    The we have an endlessly shape-shifting academic who wants to play politician, and refuses to be reconciled to his natural delivery: dry, leaden, recondite prose that would grace the delivery of a Conrad Black or a Henry Kissinger. Who takes no advice save that of his wife who, having no citizenship here, would tell her husband what she thinks Canadians want to hear, and how they would like to hear it. Simply not an option.

    Then there's Jack. And to paraphrase a famous statesman's assessment of democracy: It's a terrible system, except the alternatives are worse.

      So there's Jack, and that's all we have.

    • Pretty good until you referenced Godwin…stops me dead everytime…pity you can't edit it.

  7. This have been an incredible election campaign, and Aaron has proven to be the most unbiased of all Canadian journalists. (not to Macleans – no might be a good time to create an opening for a journalist who can, at the very least, once a month, write an article without a heavy slant.)

    Putting the leaders aside, as well as the "orange wave", has anyone looked closely at the NDP candidates that are running? Have the people jumping on the 'bandwagon' even looked at the NDP platform? If the NDP even comes close to the % of the vote that some are predicting, it will almost prove there are huge flaws in our democracy. It could only be more obvious if this were happening with the communist party, or something of that stature. Then it would be apparent.

  8. You can't discount the subliminal. The guy looks like a retired colonel of the Indian
    colonial police .. ramrod straight, profoundly cheerful in a pip! pip! sort of way, solid
    as a rock .. years of exposure to Masterpiece Theatre propaganda matters… and,
    of course, the cane.

    • I for one will raise a chota-peg to the colonel if he comes even close to what the pollsters predict.

  9. And that's the most delicious irony of all…Harper should win handily…he wont…the electorate don't care anymore. A good number – many more than he anticipated – are laughing at him.

  10. I am well aware of what democracy means. That is why I was commenting on how this shows it's flaws. Nothing to do with people voting for a party that I don't like, but to do with people voting with no idea of what or who they are voting for. There was a NDP lady who's manager at work didn't even know she was running, who went to Vegas during the election, and has now won. That is the flaw I meant.

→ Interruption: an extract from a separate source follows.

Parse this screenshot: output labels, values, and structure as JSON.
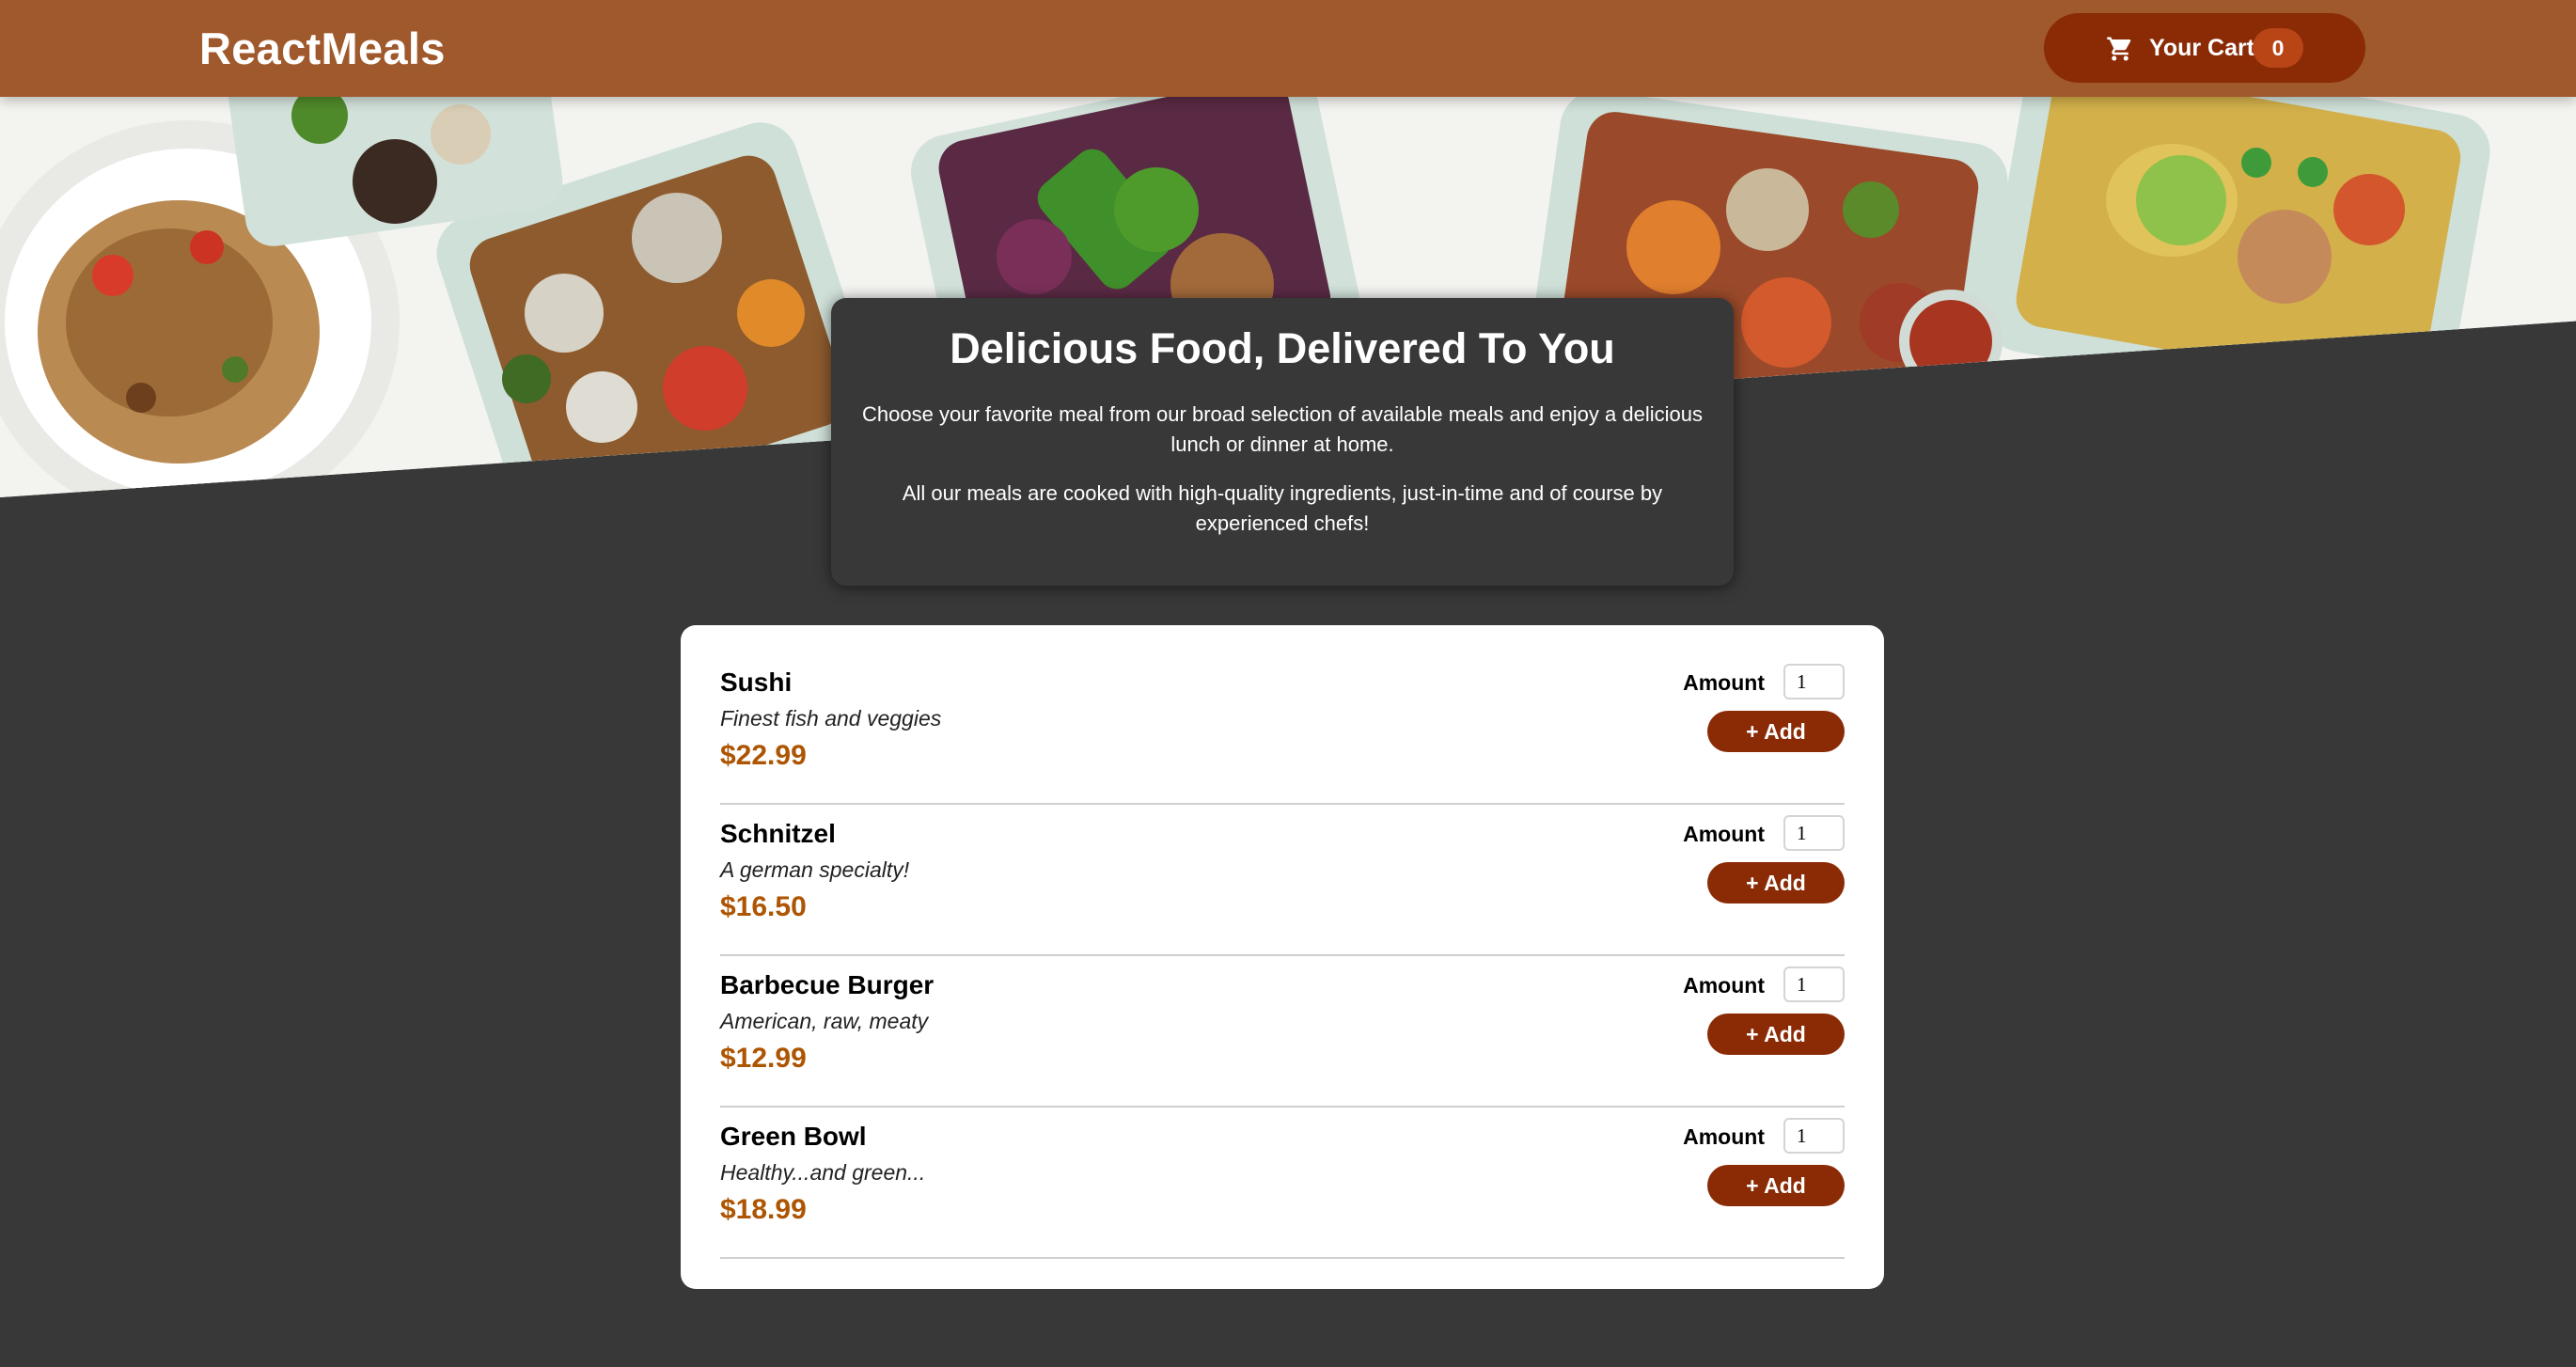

    You don't have to take everything as a personal insult, that needs to be argued. I didn't say anything other than the truth.

  11. No, you didn't say the truth.

    The problem is with our voters who aren't taking the time to look at the candidates, and are instead voting based on party platform (unlikely) or simply on media hype.

    But it's not with democracy.. that's working just fine and we end up getting the government we deserve.